New Hampshire House of Representatives Approves Bill to Regulate Marijuana Like Alcohol
For first time in history, a legislative chamber in the U.S. passes legislation to end marijuana prohibition and establish a legal market for businesses to sell marijuana to adults 21 and older
CONCORD — The New Hampshire House of Representatives approved a bill 170-162 Wednesday that would regulate marijuana like alcohol. It is the first time in history that a legislative chamber in the U.S. has passed legislation to end marijuana prohibition and establish a legal market for businesses to sell marijuana to adults 21 and older.
The measure will be referred to the House Ways and Means Committee to review the revenue aspects of the bill. Regardless of how that committee votes, the bill will return to the full House of Representatives for a second vote in February or March. If approved, it will then be considered by the state Senate.

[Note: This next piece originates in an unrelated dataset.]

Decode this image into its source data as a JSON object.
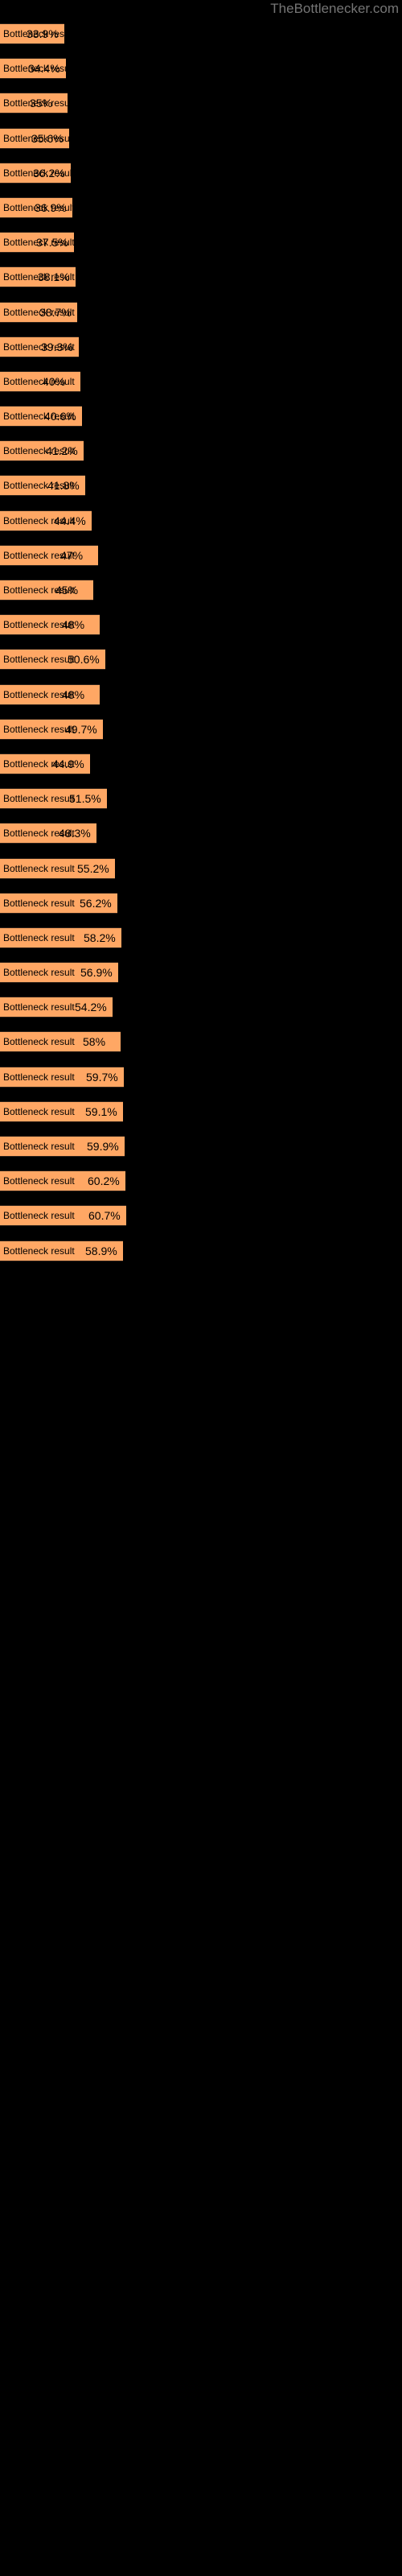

"House members made history today, and they are clearly on the right side of it," said Matt Simon, the New Hampshire-based New England political director for the Marijuana Policy Project, which lobbied in support of the bill. "Marijuana prohibition has been an enormously expensive failure. Most Americans, including 60% of New Hampshire residents, agree that it is time to adopt a more sensible policy."
HB 492, introduced by Rep. Steve Vaillancourt (R-Manchester) with a bipartisan group of four co-sponsors, would make the private possession and home growing of limited amounts of marijuana legal for adults 21 and older. It would direct the New Hampshire Department of Revenue Administration to license and regulate marijuana retail stores, cultivation facilities, product manufacturing facilities, and testing facilities. As amended by the House, it would enact a wholesale tax of $30 per ounce and a sales tax of 15% per ounce. The House voted down a similar bill 228-89 in 2012.
"This measure will take marijuana cultivation and sales out of the uncontrolled underground market and place them in the hands of licensed, taxpaying businesses," Simon said. "Law enforcement officials will be able to spend their time addressing serious crimes instead of arresting and prosecuting adults for using a less harmful substance than alcohol."
Sixty percent of New Hampshire adults support HB 492, according to a WMUR Granite State Poll released in October by the University of New Hampshire Survey Center. Just 36% said they are opposed. The entire poll is available at http://cola.unh.edu/sites/cola.unh.edu/files/research_publications/gsp2013_fall_gastaxpot102513.pdf.